How Can We Stay Well During Difficult Times
Sometimes, in times like these, it almost doesn’t feel real what’s happening around you and around the world. Even for me being in one of the recent hot spot cities of San Antonio, but, it is real. People are getting sick and dying nearly every day in my hometown from a virus that has become a pandemic. A pandemic – a medical term I remember writing down on flashcards preparing for a test for a medical terminology class I was taking in high school. Never once did I think about or grasp what it would mean to experience one – a breakout of a virus across the entire planet.

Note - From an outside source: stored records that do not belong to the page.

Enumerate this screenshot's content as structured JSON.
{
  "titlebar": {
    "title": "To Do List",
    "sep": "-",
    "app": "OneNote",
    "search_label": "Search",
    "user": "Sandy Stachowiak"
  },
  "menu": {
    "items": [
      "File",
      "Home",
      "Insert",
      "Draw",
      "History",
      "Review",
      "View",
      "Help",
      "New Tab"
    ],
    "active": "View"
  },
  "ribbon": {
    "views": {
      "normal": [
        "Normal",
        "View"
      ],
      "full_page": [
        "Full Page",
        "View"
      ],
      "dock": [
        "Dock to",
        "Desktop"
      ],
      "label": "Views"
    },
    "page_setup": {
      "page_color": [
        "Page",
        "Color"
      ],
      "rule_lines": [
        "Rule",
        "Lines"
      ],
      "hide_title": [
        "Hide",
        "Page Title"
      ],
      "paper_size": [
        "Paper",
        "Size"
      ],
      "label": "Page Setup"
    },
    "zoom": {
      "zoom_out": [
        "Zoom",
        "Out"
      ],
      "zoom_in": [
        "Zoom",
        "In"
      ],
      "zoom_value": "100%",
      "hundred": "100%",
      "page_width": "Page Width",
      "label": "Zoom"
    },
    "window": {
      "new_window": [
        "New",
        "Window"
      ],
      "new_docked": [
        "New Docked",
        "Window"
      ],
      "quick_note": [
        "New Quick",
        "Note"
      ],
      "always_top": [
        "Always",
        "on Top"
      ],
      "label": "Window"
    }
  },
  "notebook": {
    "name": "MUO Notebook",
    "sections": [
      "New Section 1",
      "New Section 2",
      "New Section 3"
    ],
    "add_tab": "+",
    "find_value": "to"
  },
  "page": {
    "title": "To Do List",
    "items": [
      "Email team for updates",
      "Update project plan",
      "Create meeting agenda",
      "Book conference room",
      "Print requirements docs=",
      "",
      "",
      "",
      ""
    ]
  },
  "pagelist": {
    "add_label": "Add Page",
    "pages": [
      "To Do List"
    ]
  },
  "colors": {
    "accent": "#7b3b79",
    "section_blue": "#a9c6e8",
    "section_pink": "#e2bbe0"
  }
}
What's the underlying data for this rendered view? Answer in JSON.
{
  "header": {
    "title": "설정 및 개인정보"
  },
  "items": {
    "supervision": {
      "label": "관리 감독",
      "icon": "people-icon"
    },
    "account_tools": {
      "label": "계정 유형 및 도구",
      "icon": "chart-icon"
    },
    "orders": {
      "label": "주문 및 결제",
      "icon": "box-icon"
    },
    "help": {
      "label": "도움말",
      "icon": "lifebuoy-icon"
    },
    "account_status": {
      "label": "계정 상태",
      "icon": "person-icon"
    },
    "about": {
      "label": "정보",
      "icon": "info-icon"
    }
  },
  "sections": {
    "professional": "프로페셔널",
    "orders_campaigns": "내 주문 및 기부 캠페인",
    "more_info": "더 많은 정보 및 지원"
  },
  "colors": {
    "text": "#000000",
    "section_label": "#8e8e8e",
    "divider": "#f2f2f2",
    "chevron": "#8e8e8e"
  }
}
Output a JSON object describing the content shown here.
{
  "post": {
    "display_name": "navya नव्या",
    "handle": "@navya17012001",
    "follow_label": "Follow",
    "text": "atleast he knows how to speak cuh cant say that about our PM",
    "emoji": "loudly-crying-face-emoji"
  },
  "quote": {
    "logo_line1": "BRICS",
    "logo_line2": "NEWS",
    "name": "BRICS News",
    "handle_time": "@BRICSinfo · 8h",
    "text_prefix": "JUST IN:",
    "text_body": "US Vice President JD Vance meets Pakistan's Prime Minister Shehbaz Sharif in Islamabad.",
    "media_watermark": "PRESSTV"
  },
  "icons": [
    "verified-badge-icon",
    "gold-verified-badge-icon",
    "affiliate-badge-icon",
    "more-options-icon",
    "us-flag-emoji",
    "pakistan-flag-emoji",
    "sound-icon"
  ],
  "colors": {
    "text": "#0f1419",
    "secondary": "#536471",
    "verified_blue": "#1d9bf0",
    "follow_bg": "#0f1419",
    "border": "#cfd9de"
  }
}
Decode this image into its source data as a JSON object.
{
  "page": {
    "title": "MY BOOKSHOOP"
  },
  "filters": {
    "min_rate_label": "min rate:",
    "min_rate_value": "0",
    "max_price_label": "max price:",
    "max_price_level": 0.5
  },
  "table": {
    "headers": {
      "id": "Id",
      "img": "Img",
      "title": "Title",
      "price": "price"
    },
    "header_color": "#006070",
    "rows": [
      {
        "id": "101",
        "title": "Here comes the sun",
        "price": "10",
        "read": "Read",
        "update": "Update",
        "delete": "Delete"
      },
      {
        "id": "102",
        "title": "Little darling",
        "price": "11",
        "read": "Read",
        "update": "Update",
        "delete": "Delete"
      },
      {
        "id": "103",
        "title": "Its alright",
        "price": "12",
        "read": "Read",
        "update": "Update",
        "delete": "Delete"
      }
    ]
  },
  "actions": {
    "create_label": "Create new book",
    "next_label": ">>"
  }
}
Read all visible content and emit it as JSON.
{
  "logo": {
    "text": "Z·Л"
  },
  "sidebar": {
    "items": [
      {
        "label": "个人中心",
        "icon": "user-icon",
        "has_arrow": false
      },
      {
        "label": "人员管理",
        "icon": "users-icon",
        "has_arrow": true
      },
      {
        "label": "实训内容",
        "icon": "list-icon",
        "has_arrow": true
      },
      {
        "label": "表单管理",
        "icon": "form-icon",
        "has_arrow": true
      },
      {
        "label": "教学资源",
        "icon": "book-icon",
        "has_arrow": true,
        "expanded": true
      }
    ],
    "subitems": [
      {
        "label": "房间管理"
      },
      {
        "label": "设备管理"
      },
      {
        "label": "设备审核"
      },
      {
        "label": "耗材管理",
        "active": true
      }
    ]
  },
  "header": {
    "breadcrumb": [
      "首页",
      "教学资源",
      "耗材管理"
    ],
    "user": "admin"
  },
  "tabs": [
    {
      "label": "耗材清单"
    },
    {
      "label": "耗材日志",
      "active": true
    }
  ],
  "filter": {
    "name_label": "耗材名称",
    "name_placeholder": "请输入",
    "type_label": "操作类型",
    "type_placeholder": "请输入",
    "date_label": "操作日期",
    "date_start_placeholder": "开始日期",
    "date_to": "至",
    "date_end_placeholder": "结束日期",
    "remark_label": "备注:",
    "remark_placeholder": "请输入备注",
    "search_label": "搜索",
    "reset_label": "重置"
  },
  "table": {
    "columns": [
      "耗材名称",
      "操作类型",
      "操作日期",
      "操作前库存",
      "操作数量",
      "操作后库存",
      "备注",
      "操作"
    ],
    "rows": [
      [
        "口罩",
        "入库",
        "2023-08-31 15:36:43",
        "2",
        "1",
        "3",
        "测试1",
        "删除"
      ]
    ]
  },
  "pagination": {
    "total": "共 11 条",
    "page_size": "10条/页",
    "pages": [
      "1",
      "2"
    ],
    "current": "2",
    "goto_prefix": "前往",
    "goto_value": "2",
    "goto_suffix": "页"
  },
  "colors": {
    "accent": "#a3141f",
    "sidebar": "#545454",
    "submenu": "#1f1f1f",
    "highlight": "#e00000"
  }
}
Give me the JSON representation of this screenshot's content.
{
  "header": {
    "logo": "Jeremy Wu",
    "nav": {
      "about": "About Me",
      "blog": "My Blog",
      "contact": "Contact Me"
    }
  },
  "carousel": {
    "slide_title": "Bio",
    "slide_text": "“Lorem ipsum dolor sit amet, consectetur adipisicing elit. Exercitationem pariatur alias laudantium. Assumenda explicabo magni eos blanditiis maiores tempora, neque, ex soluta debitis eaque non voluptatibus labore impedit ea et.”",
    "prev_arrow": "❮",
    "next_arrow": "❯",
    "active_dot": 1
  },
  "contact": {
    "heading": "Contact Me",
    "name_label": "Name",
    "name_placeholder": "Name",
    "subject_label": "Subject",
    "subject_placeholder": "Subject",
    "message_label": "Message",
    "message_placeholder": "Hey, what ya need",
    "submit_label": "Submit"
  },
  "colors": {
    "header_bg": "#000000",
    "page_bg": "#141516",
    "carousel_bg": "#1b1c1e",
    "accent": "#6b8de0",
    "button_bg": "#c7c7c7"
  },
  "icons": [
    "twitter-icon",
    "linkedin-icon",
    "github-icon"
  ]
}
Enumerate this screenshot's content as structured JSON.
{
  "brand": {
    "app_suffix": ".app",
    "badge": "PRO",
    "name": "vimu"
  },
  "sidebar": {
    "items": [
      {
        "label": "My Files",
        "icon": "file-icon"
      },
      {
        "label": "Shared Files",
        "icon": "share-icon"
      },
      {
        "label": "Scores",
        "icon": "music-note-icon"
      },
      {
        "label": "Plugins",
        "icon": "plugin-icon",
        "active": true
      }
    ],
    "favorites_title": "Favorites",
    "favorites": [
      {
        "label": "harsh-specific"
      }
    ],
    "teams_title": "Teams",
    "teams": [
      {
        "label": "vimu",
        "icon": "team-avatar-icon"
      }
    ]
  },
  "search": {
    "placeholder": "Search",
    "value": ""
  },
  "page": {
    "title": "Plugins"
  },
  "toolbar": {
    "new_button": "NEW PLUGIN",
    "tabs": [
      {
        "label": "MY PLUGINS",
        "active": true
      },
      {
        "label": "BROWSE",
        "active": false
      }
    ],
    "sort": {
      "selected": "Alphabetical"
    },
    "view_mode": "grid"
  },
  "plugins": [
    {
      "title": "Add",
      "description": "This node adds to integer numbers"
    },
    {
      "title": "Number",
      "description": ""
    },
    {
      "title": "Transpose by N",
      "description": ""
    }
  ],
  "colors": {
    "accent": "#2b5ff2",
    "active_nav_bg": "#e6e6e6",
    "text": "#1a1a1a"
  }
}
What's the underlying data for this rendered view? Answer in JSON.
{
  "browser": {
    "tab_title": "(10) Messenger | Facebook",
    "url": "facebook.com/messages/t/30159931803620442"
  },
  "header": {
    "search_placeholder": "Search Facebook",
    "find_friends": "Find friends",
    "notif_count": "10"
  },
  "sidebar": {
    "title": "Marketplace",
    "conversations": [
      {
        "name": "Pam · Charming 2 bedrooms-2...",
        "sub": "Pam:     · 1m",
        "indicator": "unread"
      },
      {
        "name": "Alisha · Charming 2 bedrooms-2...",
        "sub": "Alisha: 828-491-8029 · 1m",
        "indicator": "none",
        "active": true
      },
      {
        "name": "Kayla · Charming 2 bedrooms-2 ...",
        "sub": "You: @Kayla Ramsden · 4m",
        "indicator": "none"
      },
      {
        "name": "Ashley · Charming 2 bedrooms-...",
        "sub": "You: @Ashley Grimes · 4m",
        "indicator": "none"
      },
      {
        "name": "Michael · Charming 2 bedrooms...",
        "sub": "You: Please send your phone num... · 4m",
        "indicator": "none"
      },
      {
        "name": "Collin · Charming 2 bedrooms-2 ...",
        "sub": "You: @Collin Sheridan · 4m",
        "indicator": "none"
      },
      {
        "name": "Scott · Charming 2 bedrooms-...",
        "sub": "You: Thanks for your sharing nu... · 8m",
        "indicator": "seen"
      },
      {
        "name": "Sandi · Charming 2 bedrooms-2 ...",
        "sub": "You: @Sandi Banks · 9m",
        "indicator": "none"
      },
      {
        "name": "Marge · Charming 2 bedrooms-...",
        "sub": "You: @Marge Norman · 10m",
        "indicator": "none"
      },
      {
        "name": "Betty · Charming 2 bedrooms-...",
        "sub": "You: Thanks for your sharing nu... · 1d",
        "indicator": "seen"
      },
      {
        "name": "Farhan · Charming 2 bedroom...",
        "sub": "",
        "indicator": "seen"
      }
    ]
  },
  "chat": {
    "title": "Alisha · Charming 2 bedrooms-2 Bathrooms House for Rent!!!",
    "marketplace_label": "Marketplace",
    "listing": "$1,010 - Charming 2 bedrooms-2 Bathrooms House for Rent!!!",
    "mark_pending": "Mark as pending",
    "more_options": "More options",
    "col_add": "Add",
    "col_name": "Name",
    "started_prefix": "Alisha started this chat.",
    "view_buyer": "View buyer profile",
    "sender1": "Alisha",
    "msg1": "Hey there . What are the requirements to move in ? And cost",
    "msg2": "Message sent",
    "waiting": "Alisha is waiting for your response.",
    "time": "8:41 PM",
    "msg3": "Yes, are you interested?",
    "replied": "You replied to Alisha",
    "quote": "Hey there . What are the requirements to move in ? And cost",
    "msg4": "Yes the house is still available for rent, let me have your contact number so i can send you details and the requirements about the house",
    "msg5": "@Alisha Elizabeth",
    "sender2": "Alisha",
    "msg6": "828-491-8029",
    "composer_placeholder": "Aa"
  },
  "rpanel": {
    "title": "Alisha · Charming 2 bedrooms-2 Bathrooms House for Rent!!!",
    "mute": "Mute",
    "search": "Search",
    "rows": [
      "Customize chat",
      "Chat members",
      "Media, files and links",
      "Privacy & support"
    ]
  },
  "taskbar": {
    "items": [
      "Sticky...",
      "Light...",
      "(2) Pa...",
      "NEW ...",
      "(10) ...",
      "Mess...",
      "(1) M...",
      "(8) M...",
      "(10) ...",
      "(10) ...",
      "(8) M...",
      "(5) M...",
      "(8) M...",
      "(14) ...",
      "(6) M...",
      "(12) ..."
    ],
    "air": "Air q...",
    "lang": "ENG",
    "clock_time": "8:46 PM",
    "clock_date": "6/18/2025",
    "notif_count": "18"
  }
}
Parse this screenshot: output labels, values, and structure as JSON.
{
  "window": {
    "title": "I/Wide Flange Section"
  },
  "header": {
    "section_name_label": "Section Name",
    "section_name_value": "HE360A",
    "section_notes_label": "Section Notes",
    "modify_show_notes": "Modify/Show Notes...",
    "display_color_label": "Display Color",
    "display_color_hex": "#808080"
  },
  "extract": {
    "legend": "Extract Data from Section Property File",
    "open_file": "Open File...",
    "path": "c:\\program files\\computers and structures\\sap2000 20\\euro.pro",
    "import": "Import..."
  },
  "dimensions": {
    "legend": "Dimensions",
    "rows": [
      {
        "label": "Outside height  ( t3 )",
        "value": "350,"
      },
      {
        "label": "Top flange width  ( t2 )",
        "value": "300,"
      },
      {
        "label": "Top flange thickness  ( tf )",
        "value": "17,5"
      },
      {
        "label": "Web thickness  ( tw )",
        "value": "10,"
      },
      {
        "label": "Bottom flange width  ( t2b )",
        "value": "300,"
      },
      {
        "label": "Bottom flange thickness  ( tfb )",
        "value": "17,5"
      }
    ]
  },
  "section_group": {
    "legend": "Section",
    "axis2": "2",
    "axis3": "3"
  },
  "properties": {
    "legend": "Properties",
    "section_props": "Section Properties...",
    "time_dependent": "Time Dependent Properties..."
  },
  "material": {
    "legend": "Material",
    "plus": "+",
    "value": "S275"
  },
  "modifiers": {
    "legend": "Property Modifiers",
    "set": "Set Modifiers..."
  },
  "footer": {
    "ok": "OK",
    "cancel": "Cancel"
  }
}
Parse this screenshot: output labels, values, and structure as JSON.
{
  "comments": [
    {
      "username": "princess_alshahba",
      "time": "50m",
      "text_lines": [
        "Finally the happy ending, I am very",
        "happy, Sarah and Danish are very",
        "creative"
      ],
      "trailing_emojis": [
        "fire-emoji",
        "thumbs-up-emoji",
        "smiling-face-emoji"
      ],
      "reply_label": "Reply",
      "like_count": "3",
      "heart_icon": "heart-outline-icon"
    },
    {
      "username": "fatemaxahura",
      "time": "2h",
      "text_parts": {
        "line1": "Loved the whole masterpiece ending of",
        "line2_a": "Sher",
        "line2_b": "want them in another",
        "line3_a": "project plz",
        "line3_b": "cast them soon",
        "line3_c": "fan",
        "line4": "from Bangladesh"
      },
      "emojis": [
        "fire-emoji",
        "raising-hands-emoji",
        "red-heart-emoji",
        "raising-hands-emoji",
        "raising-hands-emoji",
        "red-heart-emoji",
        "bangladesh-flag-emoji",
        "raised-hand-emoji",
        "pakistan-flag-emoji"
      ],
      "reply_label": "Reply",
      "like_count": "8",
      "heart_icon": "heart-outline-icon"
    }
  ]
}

Looking back on those times I can almost laugh at myself in Freshman Biology when I was traumatized after having to read The Hot Zone – a book about an ebola outbreak. I can vividly remember the first scene that freaked me out: a man sitting on a flight having the graphic symptoms hit him while in the air. I won’t go into the gory details nor will I ask you to act out similarly disturbing scenes in front of your classmates. Loved my teacher, but that was a bit much for my early teenage anxiety.
So what has this self-reflection done? Well, for me it opens my eyes to a couple of important points. The Ebola outbreak set in this book was an epidemic, not a pandemic, and yet I was so affected by this story because of one individual’s experience that I couldn’t sleep at night. I believe that’s what’s so important to remember now more than ever – the individual. It can be easy to glaze over the numbers and become desensitized as they continue to increase into a range our mind can’t grasp; but, we have to remember every single digit represents a life who has experienced what this virus can do whether mildly or severely. We have to realize that every person on this planet has been affected by COVID-19 whether they have caught it themselves or had their lives adjusted to new ways of living to prevent the spread. It’s never been just about us as individuals, it’s about our entire world. In a way it’s one of those devastatingly beautiful ways of remembering we’re all human, we’re all the same, and we’re all connected. It makes me ask myself what I can do for the greater good of those around me even if those actions are small.
Another point I’ve taken away from this self-reflection is that I am so grateful that the symptoms of this virus are so varied rather than a set, clear, severe symptom like ebola. It’s a strange thing to be thankful for since it also alludes to the fact that we still don’t know everything this virus can do nor do we fully understand the secondary effects this virus has on those who get it. But, I am grateful that some people who get the virus have more mild experiences. I’m personally grateful for this because Nick and I got COVID-19 in June and we were lucky enough to only be on the couch for a few days with migraines, fevers, and overall tiredness and achy muscles. Thankfully nothing like the hemorrhagic fevers of ebola. But unfortunately, the varied nature of symptoms means that others are not so lucky and have had much worse symptoms. Some have experienced extreme discomfort, permanent health effects, and even lost their lives. My heart goes out to all of those individuals and their loved ones and I know I can’t begin to understand the heartbreak you’ve felt. My hope is that as we move forward more information is released in mainstream media about what can help people prevent a serious effect in their bodies. My hope is also that there are more individuals who make up the numbers that are mildly affected who can heal at home rather than having to need serious medical attention in hospitals. It’s a lot to hope for, but I think it’s possible and in the meantime, I point you in the direction of people like Dr. Rhonda Patrick and Dr. Peter Hotez who have come out with beneficial information about how you can help give your body more of what it needs to stay as healthy as possible.
Even though the point of this blog was to share my thoughts on how to stay well during these difficult times, I know I’ve taken the long way around to get to my point. But I share my personal experiences and self-reflection because I feel it puts things into perspective and may help you see how to relate to all that is happening around us in your own way. It encourages self-reflection and coming to a deeper understanding of ourselves and what we need. Being well is more than just being physically well. To me, mental, emotional, and spiritual wellness are at times even more important. Our mental fortitude can dictate how we process and react through experiences like we are having now of isolation and restrictions of how we usually freely live. The more we understand ourselves, how past events have shaped us, and how we react to the world around us all lead us to a better understanding of how to move forward as best we can.
Being mentally and emotionally well also means we have to recognize what may trigger our fears or insecurities. Added stress on our system does us no good. If the news makes you anxious, trust me, take a few days off. I promise it’ll be the same whether you watch it or not. Learn to make the best decisions for you. It’s healthy to give yourself a mental break and reduce the stimulation that stresses you out. This stress releases hormones that put your body into flight or fight mode and have the potential to increase your inflammation levels meaning your body may have difficulty fighting off potential invaders if they should come.
So, how do we stay well during difficult times? I believe it’s when we take time to truly listen to ourselves. What do you need? Do you need to stop scrolling on Facebook because you always get off feeling upset? Delete it from your phone. Do you need to get outside and disconnect from the doom and gloom? Set time to be in nature or reach out to your loved ones and spread love and connectedness. You know yourself better than anyone else. What makes you happy and gives you joy? Surround yourself with those things that lift your spirit and keep you feeling balanced, positive, and well and I promise these times will seem a little less difficult.
Love and light always,